I usually don’t care much for the voice actors in Japanese animation as they are generally good, but Eva 2.0 has just so many outstanding vocal performances that I have to mention them. These performances truly enrich the experience for the audience and in combination with the great animation it’s absolutely amazing how the characters come to life on the screen. It’s hard to highlight any particular voice actors since all did a superb job in expressing and capturing their respective character’s nature, but Megumi Ogata‘s acting as Shinji is once more incredible.
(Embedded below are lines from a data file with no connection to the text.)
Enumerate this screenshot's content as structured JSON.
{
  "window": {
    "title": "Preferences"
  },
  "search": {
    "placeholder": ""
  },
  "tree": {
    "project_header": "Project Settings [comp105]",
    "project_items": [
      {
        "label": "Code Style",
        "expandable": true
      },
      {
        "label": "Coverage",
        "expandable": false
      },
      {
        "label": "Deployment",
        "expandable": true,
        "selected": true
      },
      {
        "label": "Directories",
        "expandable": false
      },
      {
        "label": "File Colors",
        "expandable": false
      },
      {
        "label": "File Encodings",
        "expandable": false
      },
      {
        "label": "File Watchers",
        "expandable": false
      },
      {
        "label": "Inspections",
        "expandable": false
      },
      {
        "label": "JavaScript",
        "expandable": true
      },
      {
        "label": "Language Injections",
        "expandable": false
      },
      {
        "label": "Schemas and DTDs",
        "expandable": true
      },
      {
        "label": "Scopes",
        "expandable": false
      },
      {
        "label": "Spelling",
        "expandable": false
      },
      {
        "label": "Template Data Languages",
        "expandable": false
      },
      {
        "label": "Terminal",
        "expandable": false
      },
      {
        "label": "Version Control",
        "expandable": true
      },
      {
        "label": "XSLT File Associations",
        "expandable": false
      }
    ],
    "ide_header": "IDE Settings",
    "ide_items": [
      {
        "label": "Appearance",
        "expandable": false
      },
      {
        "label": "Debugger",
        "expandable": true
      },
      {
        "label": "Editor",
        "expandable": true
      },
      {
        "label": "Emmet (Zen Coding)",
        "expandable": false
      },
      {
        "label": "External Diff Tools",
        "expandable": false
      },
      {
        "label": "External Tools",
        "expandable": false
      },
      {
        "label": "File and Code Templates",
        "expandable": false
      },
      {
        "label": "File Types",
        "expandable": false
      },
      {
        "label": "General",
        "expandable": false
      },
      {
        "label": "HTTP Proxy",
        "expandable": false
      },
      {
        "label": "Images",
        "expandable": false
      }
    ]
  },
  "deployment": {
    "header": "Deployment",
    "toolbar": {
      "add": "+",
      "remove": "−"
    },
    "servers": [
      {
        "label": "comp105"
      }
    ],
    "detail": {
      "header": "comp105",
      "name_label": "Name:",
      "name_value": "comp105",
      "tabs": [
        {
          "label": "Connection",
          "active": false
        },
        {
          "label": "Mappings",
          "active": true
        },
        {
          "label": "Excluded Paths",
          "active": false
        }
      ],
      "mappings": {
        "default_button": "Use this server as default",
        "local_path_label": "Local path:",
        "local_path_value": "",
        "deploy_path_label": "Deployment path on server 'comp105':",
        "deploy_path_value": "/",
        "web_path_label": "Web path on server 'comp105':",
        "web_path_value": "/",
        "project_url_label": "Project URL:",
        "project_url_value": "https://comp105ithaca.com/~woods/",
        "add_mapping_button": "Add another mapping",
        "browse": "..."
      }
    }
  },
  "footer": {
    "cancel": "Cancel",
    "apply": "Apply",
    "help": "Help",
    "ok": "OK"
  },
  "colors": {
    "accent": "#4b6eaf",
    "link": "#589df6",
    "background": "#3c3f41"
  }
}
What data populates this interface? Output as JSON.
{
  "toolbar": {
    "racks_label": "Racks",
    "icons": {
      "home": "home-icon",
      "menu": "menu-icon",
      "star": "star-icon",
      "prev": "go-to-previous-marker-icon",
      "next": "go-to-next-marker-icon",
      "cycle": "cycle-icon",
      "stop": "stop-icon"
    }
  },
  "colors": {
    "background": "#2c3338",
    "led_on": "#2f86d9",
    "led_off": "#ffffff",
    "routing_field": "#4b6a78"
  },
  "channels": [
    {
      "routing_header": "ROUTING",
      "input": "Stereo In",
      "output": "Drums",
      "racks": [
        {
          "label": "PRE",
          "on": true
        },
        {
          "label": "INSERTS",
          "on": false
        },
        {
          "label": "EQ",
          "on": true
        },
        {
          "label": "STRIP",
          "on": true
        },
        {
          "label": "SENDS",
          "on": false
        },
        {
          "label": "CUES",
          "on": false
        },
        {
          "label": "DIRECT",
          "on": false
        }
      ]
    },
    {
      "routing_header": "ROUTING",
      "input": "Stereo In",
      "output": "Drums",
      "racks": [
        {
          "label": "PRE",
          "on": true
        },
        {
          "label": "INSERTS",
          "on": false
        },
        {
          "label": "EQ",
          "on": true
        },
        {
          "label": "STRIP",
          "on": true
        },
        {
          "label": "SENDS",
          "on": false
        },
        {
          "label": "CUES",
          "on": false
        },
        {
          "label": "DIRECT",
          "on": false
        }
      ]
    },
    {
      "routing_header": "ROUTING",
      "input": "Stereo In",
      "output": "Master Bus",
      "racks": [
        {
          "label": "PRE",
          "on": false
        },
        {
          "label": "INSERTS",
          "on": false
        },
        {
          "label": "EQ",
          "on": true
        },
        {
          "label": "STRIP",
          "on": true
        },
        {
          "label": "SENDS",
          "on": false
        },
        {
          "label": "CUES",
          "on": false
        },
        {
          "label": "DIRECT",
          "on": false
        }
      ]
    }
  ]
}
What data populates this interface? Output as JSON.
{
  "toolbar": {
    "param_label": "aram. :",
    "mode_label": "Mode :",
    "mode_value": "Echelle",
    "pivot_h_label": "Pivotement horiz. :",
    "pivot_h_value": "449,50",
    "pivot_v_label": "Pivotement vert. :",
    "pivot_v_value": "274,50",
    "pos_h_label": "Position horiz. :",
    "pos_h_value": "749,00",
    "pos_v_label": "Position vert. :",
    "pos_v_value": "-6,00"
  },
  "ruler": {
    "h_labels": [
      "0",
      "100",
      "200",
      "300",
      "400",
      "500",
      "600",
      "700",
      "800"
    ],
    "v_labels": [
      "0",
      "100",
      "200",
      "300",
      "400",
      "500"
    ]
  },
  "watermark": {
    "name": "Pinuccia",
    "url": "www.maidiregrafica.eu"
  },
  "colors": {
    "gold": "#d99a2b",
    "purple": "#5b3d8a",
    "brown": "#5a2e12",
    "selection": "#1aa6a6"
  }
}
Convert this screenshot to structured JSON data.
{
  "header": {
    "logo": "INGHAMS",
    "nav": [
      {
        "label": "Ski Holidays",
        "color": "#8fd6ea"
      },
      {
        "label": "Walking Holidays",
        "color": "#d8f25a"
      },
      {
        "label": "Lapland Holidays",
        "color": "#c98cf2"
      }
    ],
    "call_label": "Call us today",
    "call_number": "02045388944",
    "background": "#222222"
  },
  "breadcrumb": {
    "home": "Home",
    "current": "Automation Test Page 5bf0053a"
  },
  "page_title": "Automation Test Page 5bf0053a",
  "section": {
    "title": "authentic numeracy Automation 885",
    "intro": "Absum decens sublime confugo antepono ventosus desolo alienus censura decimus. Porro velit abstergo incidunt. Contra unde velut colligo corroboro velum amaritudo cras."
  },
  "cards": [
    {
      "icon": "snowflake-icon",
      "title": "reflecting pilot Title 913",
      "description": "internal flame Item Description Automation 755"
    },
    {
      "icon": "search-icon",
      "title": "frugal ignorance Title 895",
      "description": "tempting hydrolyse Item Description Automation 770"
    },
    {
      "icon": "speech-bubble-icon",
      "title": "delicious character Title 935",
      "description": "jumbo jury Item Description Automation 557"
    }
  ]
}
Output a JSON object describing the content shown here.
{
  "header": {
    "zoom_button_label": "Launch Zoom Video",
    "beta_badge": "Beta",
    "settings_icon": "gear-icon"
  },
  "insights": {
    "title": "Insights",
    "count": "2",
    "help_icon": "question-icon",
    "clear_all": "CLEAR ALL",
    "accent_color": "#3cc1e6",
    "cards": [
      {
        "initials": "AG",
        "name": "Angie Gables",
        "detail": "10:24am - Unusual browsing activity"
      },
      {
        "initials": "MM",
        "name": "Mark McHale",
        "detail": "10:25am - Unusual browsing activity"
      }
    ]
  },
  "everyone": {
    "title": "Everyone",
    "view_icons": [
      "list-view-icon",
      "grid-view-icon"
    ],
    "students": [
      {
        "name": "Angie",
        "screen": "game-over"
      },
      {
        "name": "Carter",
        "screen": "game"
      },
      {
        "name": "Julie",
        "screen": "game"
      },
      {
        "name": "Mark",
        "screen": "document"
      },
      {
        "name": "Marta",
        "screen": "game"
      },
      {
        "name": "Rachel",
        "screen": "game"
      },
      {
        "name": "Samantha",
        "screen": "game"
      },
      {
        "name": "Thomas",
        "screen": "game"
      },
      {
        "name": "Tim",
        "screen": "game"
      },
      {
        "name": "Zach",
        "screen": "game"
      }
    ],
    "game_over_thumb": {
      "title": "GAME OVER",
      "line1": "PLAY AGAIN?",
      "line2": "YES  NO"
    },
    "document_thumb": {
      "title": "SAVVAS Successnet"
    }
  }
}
Concluding I have to say that Evangelion 2.0 is an extremely enjoyable movie and recommendable for everyone, it’s a shining example of how far Japanese animation has advanced and what Japanese animation artists are capable of. Not many anime movies have reached this level, and it’s once more Hideaki Anno‘s vision that shows us the possibilities of the medium, like he did with the original series 14 years ago. I really look forward to the Blu-ray release and the two sequels which will introduce us to a completely new storyline, even though the final scene of Eva 2.0 makes the waiting hardly bearable…